Finland's economy has transitioned from recovery to peak: GDP growth is forecast to surpass the potential growth rate over 2018–2020, and the volume of actual GDP will also exceed its potential.For the years 2018–2020, the unobserved components model relies on data from The Bank of Finland’s Economic Forecast. Potential growth is estimated at settle at approximately 1.5% during the forecast period, which ultimately means that it will remain slower than before the recession. In the immediate years ahead, potential output growth will be mainly supported by growth in the capital stock and total factor productivity (Chart 4).
The Finnish economy has undergone strong cyclical fluctuations in the 2000s. A survey of the time period included in the forecast, i.e. 2000–2020, reveals that the business cycle began to strengthen in 2003 and peaked in 2007. During the onset of the global financial crisis, GDP collapsed and the output gapThe difference between real GDP and potential output is referred to as the output gap and is typically denoted as a percentage of potential output. A positive output gap cannot be sustained without inflationary pressures in wages and prices. – the difference between GDP and potential output – recoiled sharply. Following this, the output gap remained negative for nine years all the way up to 2017. Should the pace of economic growth continue as forecast, the output gap will turn slightly positive and remain so throughout 2018–2020.
Chart 5 denotes various other institutions’ estimates of Finland's output gap. Although there is consensus over the direction of the business cycle, the estimates of the output gap vary and especially so concerning recent years.

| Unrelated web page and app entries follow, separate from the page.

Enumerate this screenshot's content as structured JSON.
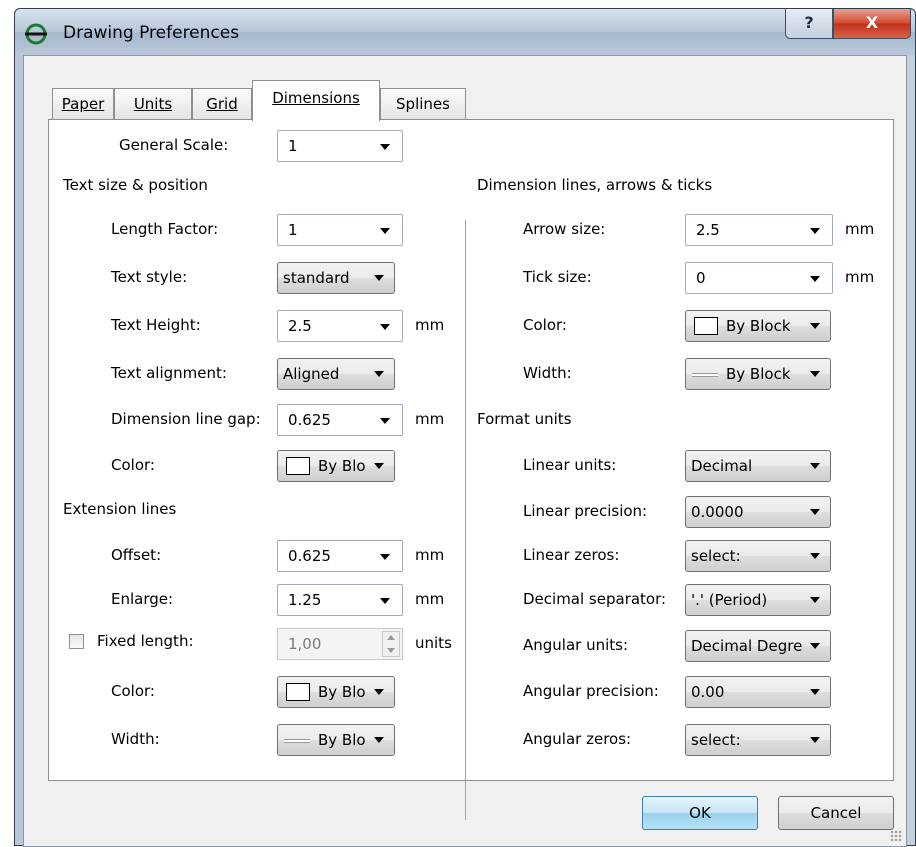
{
  "window": {
    "title": "Drawing Preferences",
    "help_label": "?",
    "close_label": "X"
  },
  "tabs": [
    {
      "label": "Paper"
    },
    {
      "label": "Units"
    },
    {
      "label": "Grid"
    },
    {
      "label": "Dimensions"
    },
    {
      "label": "Splines"
    }
  ],
  "left": {
    "general_scale": {
      "label": "General Scale:",
      "value": "1"
    },
    "text_section": "Text size & position",
    "length_factor": {
      "label": "Length Factor:",
      "value": "1"
    },
    "text_style": {
      "label": "Text style:",
      "value": "standard"
    },
    "text_height": {
      "label": "Text Height:",
      "value": "2.5",
      "unit": "mm"
    },
    "text_alignment": {
      "label": "Text alignment:",
      "value": "Aligned"
    },
    "dim_line_gap": {
      "label": "Dimension line gap:",
      "value": "0.625",
      "unit": "mm"
    },
    "color": {
      "label": "Color:",
      "value": "By Bloc"
    },
    "ext_section": "Extension lines",
    "offset": {
      "label": "Offset:",
      "value": "0.625",
      "unit": "mm"
    },
    "enlarge": {
      "label": "Enlarge:",
      "value": "1.25",
      "unit": "mm"
    },
    "fixed_length": {
      "label": "Fixed length:",
      "value": "1,00",
      "unit": "units",
      "checked": false
    },
    "ext_color": {
      "label": "Color:",
      "value": "By Bloc"
    },
    "ext_width": {
      "label": "Width:",
      "value": "By Bloc"
    }
  },
  "right": {
    "dim_section": "Dimension lines, arrows & ticks",
    "arrow_size": {
      "label": "Arrow size:",
      "value": "2.5",
      "unit": "mm"
    },
    "tick_size": {
      "label": "Tick size:",
      "value": "0",
      "unit": "mm"
    },
    "color": {
      "label": "Color:",
      "value": "By Block"
    },
    "width": {
      "label": "Width:",
      "value": "By Block"
    },
    "format_section": "Format units",
    "linear_units": {
      "label": "Linear units:",
      "value": "Decimal"
    },
    "linear_precision": {
      "label": "Linear precision:",
      "value": "0.0000"
    },
    "linear_zeros": {
      "label": "Linear zeros:",
      "value": "select:"
    },
    "decimal_separator": {
      "label": "Decimal separator:",
      "value": "'.' (Period)"
    },
    "angular_units": {
      "label": "Angular units:",
      "value": "Decimal Degre"
    },
    "angular_precision": {
      "label": "Angular precision:",
      "value": "0.00"
    },
    "angular_zeros": {
      "label": "Angular zeros:",
      "value": "select:"
    }
  },
  "buttons": {
    "ok": "OK",
    "cancel": "Cancel"
  }
}
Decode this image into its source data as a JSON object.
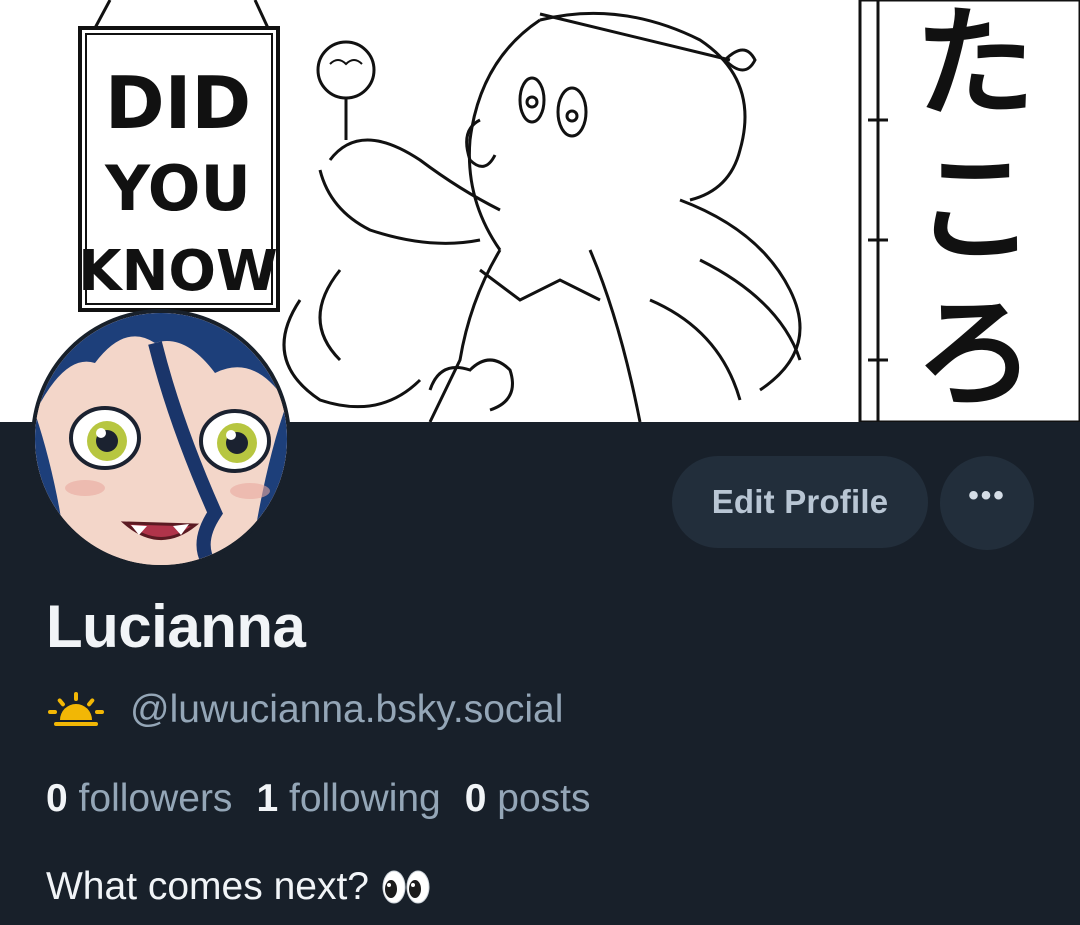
{
  "banner": {
    "sign_lines": [
      "DID",
      "YOU",
      "KNOW"
    ],
    "vertical_text": "たこ",
    "alt": "profile-banner"
  },
  "profile": {
    "display_name": "Lucianna",
    "handle": "@luwucianna.bsky.social",
    "handle_prefix_icon": "sun-emoji-icon",
    "bio": "What comes next?",
    "bio_suffix_icon": "eyes-emoji-icon"
  },
  "actions": {
    "edit_profile_label": "Edit Profile",
    "more_label": "•••"
  },
  "stats": {
    "followers_count": "0",
    "followers_label": "followers",
    "following_count": "1",
    "following_label": "following",
    "posts_count": "0",
    "posts_label": "posts"
  },
  "colors": {
    "background": "#18202a",
    "button_bg": "#222e3b",
    "muted_text": "#94a6b7",
    "primary_text": "#f1f4f7",
    "accent_sun": "#f2b705"
  }
}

A degree of uncertainty is inherent in estimates of potential output and the output gap. Because both of these variables are unobservable, they cannot be given precise values retroactively.When reviewing econometric research results, it is important to be aware of the uncertainties that stem from a model's variables or specification, as economic models are always constructed on the basis of assumptions and arbitrary choices. Ambiguity in existing results are subject to increase if historic time series data are later revised.
Potential output over the medium term
The potential growth rate will remain considerably slower than its pre-crisis level over the medium term during 2021–2025. Potential output will be mainly supported by growth in productivity and the capital stock (Chart 6). The labour input's contribution to potential growth looks to remain especially subdued. Prior to the financial crisis, labourThe estimate is solely based on the volume, not quality, of labour. contributed significantly to potential output growth. During 2012–2025, the continued decline in the working-age population and the reduction in average hours worked will both weaken the economy's potential growth. A rise in the participation rate will contribute to potential output. Consequently, the labour input will not contract in terms of total hours worked.
The medium-term estimate is based on the following assumptions: the rate of potential growth in 2025 represents the Bank of Finland's long-term estimate (); the working-age population will develop as according to Statistics Finland's Population projection over 2021-2025; average hours worked per employee will continue a slight downwards trend (0.1% per annum); the participation rate is forecast to strengthen to approximately 67.4% over 2021–2025Before the financial crisis, the participation rate stood at approximately 66.5% over 1999–2008., when it is assumed that the participation rate for elderly people will slightly improve and respective rate for younger people will return roughly to its pre-crisis level.
The rise in the participation rate might turn out to be weaker than forecast, in which case the labour input’s contribution to potential growth could remain negative over the medium term. The development of the capital stock is based on the assumption of ‘balanced growth’, i.e. growth in the capital base is determined by labour and productivity growth. Indeed, productivity growth should be viewed as a pressure gauge of sorts, which denotes the level of total factor productivity needed by 2025 to reach the long-term growth forecast for that very year.